Project

Europe’s Current Challenges 

Both public and political debates increasingly express concern about the erosion of trust on the level of European citizenry, and that this development might threaten the foundations of a cooperative, stable, sustainable and solidary society. Falling levels of trust in established political parties, the domestic political system and the European Union, as well as the electoral success of populist, anti-establishment and Eurosceptic political parties on the far political right and left are just some examples of changing trust and distrust dynamics. Political movements and actors, as well as ordinary citizens, now openly question the legitimacy of established institutions and governments carried by democratic norms and values.
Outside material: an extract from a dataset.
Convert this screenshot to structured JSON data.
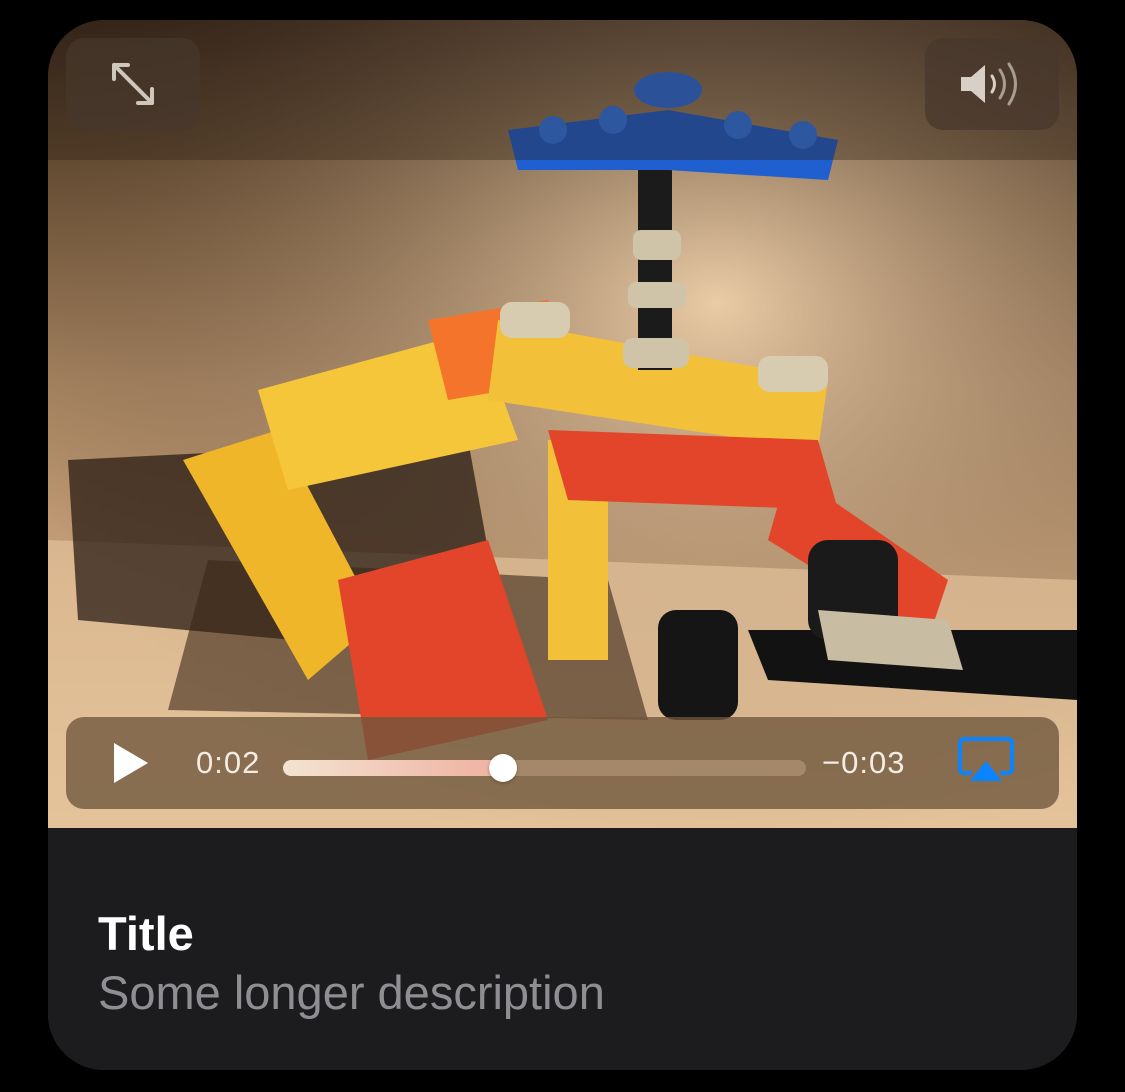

Trust and Distrust in Governance under Critical Examination

To confront these developments, it is indispensable to produce in-depth knowledge about trust and distrust in governance, and to increase the understanding of all political and social actors affected by current developments in order to propel those actions necessary to prevent harm to democratic governance. For this purpose, the EnTrust project develops a clear and coherent understanding of what forms and levels of trust are conducive for a resilient and vibrant democratic society, and which risks and challenges need to be addressed. In particular, it is devoted to answering the following research questions:
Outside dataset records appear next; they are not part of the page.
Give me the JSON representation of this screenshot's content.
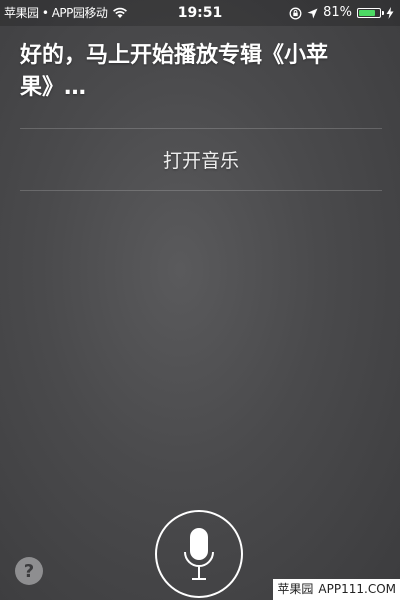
{
  "status_bar": {
    "carrier": "苹果园 • APP园移动",
    "time": "19:51",
    "battery_percent": "81%",
    "battery_level": 0.81
  },
  "siri": {
    "response": "好的，马上开始播放专辑《小苹果》…",
    "action_label": "打开音乐"
  },
  "help": {
    "label": "?"
  },
  "watermark": {
    "name": "苹果园",
    "site": "APP111.COM"
  },
  "colors": {
    "battery": "#4cd964",
    "background": "#4a4a4c"
  }
}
  • How strong is trust and distrust in governance across different European countries in regard to different targets of trust and distrust in governance (political governance actors, economic and financial governance actors, experts and scientists) and distinct governance levels (local, national and European)?
  • What makes these governance actors and levels trustworthy and untrustworthy in people’s view?
  • How important are instrumental and normative assessment criteria?
  • Are there substantial differences between countries, and do country-specific cultures of trust and distrust exist?
  • What helps to explain different levels and forms of trust and distrust when considering the different addressees stated above?
  • Can we identify contextual factors affecting different levels and forms of trust in the countries under study?
  • Are we able to highlight those (socio-economic, political, cultural) forces impacting the diffusion of trust and distrust across European citizenry?
  • To what degree are trust and distrust reciprocated relationships between populations and political institutions, and to what extent are these reciprocal relations consolidated and/or institutionalised?
  • How are trust and distrust constructed, deconstructed, re-enacted or reproduced within the various countries and across governance levels?

Previous research has focused on trust only, following an implicit normative judgement that trust is a ‘good’ ingredient of social order and political governance while distrust is its ‘dark’ side. At the same time, it has privileged an atomistic analysis assuming that trust is a disposition or attitudinal resource individuals either have or lack, and has been centred mostly on standardised surveys. In contrast, the EnTrust project aims to study trust and distrust as distinct, equally relevant and interrelated phenomena. Moreover, we take account of the interdependencies and reciprocities of trust and distrust in the relationships between citizens and governance actors, and apply a multi-methods approach that combines survey-based statistical analysis with experimental research and qualitative, interpretative research tools. Furthermore, EnTrust analyses trust and distrust in governance with a wider focus because we include different types of actors involved in national and European governance: political actors of representative democracy, economic and financial actors, and experts and scientists.